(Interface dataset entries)
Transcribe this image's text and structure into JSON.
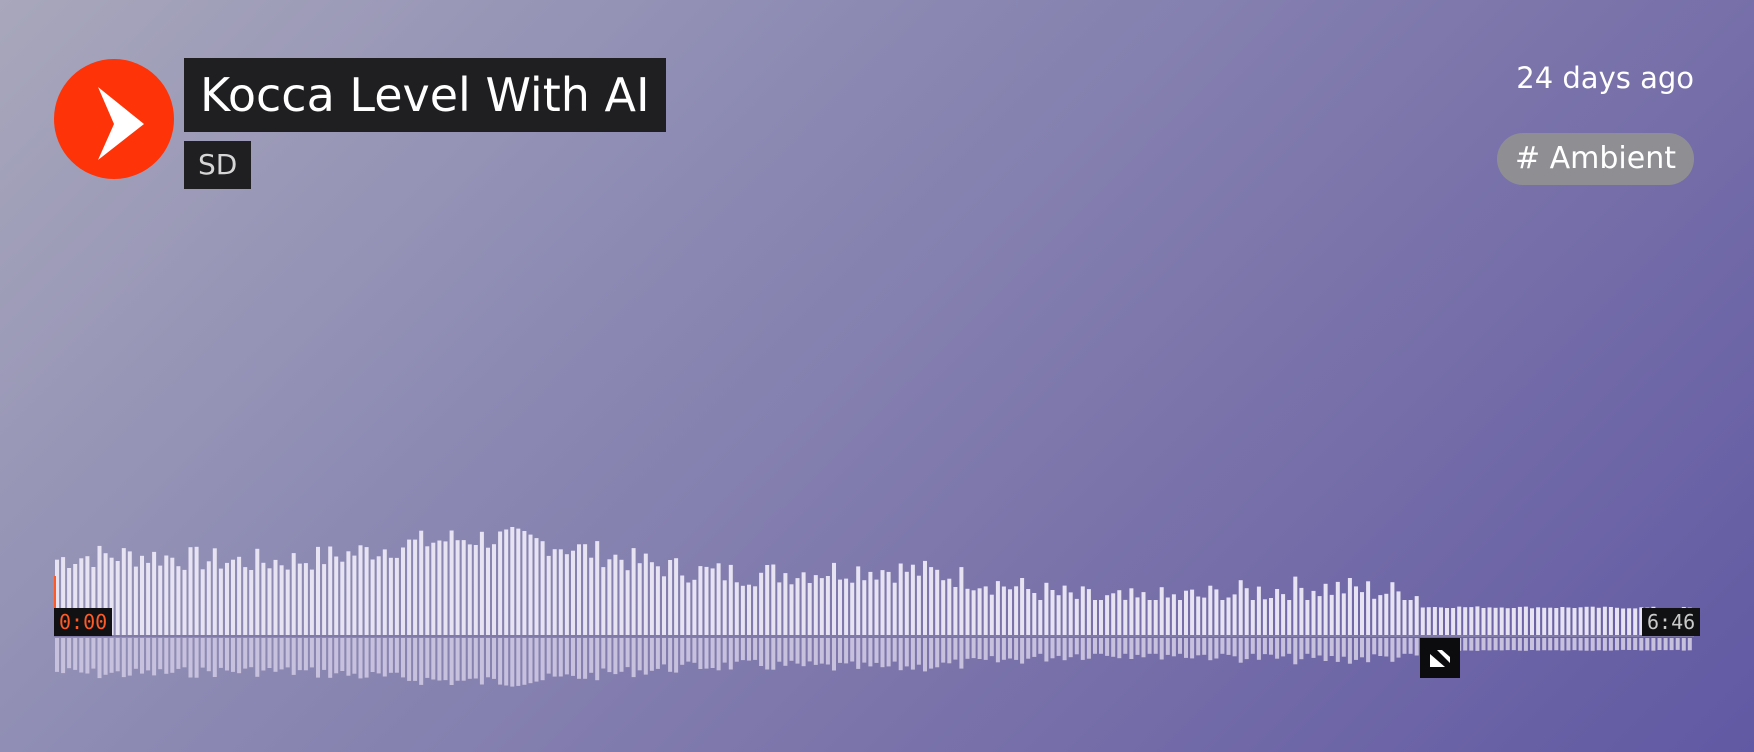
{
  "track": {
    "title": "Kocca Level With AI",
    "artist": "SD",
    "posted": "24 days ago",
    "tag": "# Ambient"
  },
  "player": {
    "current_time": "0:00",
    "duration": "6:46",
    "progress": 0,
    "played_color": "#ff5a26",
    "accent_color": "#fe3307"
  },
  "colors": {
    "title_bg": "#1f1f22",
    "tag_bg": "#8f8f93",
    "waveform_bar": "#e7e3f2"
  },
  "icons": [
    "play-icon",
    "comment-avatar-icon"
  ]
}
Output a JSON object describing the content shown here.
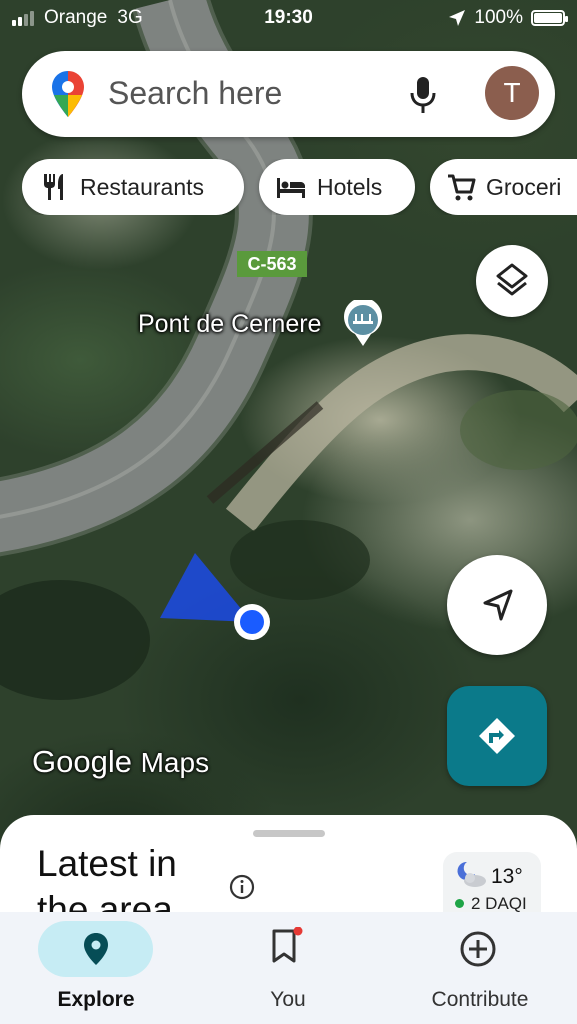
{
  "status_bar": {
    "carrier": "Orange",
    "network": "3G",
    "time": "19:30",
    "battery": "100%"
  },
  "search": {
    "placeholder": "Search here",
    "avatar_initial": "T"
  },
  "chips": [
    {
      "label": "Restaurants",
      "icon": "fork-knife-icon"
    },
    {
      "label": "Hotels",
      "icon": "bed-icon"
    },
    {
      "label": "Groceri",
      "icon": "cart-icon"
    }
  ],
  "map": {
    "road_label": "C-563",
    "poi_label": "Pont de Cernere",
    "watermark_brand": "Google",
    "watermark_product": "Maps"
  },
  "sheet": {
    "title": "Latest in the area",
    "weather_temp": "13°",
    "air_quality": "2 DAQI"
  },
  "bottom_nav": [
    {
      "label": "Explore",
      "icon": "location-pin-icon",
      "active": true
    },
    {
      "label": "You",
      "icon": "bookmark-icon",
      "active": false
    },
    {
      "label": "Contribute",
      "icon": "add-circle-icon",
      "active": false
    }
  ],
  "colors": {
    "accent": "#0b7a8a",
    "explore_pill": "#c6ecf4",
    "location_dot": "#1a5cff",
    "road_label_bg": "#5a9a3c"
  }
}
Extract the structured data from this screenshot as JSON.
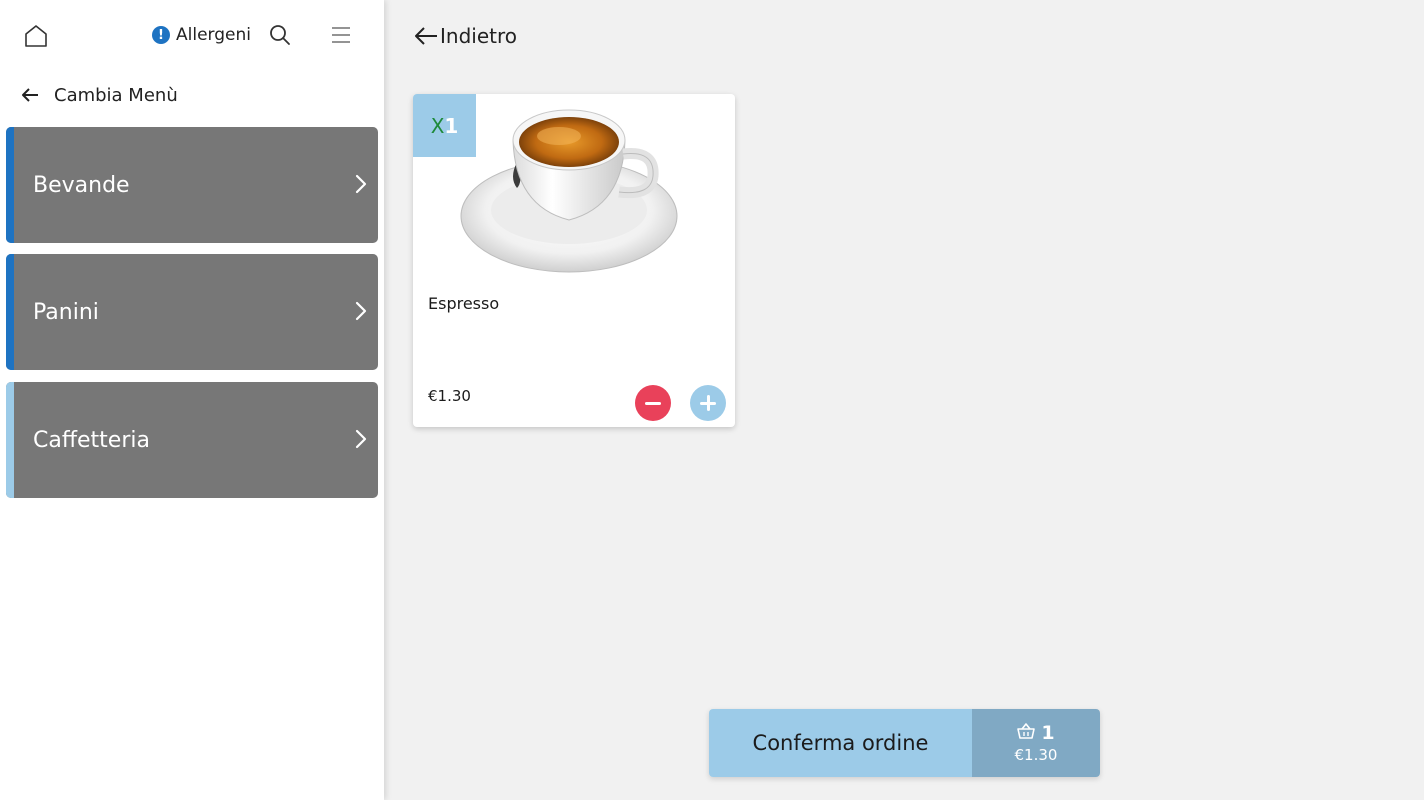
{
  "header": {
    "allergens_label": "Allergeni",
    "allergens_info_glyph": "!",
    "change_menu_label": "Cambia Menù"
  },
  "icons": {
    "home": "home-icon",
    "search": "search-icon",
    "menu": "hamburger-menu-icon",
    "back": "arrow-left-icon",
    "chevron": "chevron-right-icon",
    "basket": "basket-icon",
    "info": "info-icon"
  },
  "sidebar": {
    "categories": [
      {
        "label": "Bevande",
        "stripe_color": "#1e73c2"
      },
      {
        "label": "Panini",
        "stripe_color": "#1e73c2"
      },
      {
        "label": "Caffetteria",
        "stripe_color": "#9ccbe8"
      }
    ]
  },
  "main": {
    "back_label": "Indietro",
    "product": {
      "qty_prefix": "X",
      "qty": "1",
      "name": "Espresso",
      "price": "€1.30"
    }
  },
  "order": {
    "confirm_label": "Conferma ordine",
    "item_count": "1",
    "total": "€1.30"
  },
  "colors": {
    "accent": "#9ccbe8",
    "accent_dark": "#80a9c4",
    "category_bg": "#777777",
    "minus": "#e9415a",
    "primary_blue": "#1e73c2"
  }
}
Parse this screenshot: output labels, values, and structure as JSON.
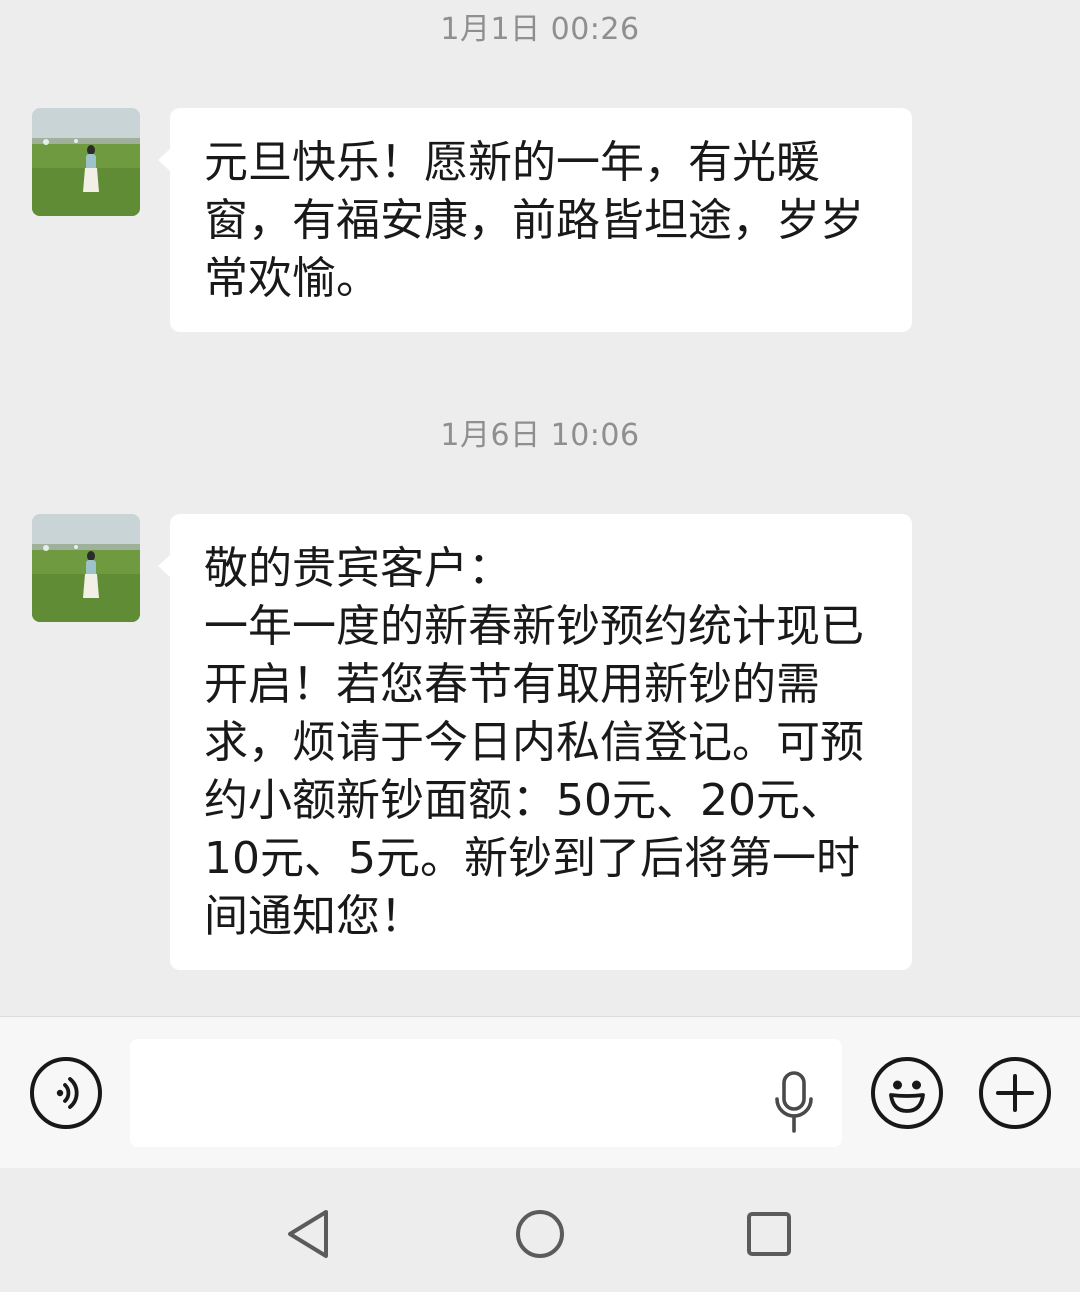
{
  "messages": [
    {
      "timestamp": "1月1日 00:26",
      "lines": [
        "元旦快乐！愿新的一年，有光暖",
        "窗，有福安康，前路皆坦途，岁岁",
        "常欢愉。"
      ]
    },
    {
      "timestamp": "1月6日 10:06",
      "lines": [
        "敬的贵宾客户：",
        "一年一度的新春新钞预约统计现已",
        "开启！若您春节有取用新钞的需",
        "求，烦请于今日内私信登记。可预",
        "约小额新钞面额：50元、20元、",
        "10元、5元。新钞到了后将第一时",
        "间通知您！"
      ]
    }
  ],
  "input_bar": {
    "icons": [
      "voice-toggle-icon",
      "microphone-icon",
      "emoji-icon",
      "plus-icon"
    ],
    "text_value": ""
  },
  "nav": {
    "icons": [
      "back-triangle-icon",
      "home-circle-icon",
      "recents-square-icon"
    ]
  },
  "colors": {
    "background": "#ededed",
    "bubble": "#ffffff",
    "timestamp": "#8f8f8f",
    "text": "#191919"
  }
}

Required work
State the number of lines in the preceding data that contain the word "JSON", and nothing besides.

Output
4